Indexed on: 20 Jul '16Published on: 14 Jul '16Published in: Policy Studies Journal
This paper pushes forward political research from across disciplines seeking to understand the linkages between public opinion and social policy in democracies. It considers the thermostatic and the increasing returns perspectives as pointing toward a potentially stable set of effects running between opinion and policy. Both theoretical perspectives argue that opinion and policy are reciprocally causal, feeding back on one another. This is a general argument found in opinion‐policy literatures. However, much empirical research claims to model “feedback” effects when actually using separate unidirectional models of opinion and policy. Only a small body of research addresses opinion‐policy endogeneity directly. In this paper I consider an opinion‐policy system with simultaneous feedback and without lags.
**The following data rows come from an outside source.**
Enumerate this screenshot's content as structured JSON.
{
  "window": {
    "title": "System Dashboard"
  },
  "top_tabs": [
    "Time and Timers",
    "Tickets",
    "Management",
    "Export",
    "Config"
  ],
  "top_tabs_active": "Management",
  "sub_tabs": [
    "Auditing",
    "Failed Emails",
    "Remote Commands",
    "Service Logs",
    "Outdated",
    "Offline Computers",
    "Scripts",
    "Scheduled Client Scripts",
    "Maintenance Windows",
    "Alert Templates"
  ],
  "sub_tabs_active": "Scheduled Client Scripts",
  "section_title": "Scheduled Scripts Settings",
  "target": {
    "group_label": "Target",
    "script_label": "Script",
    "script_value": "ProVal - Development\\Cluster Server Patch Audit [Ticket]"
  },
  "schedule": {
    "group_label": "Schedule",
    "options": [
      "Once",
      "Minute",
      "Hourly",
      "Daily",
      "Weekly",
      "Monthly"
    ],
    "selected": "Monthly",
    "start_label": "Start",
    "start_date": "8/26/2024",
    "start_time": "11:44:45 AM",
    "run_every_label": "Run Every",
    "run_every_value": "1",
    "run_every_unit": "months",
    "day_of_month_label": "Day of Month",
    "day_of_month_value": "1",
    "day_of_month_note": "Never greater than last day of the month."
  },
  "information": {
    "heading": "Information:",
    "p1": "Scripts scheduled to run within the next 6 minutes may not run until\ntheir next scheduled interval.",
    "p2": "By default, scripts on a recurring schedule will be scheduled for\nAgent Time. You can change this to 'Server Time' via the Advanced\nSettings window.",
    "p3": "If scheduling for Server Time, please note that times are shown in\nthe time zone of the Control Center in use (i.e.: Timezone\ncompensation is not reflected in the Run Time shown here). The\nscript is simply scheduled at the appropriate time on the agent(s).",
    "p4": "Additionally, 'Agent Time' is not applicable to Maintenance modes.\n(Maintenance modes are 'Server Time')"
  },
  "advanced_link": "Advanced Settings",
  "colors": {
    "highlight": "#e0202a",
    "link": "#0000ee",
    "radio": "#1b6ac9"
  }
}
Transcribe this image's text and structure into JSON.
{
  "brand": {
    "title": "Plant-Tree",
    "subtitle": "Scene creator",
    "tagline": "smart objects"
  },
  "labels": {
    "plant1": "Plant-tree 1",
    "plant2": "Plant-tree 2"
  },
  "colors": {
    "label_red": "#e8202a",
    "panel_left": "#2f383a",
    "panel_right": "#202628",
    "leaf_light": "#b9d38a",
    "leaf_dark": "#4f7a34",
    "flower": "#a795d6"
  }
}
I argue that there is a theoretical equilibrium in the relationship of opinion and policy underlying the otherwise cyclical processes that link them. Given that available cross‐national data are cross‐sectional and provide limited degrees of freedom, an ideal theoretical model must be somewhat constrained in order to arrive at empirically meaningful results. In this challenging and exploratory undertaking I hope to open up the possibility of a general system of effects between public opinion and social policy and how to model them in future research. I focus on social welfare policy as it is highly salient to public interests and a costly area of government budgets, making it an area of contentious policymaking. Social policy is also a major part of the thermostatic model of opinion and policy, which was recently extended to the cross‐national comparative context (Wlezien & Soroka, 2012) providing a critical predecessor to this paper because identification of equilibrium between public opinion and social policy in any given society is greatly enhanced through comparison with other societies. This counterfactual approach helps to identify opinion‐policy patterns that may not change much within societies, but can be seen as taking on discrete trajectories between societies.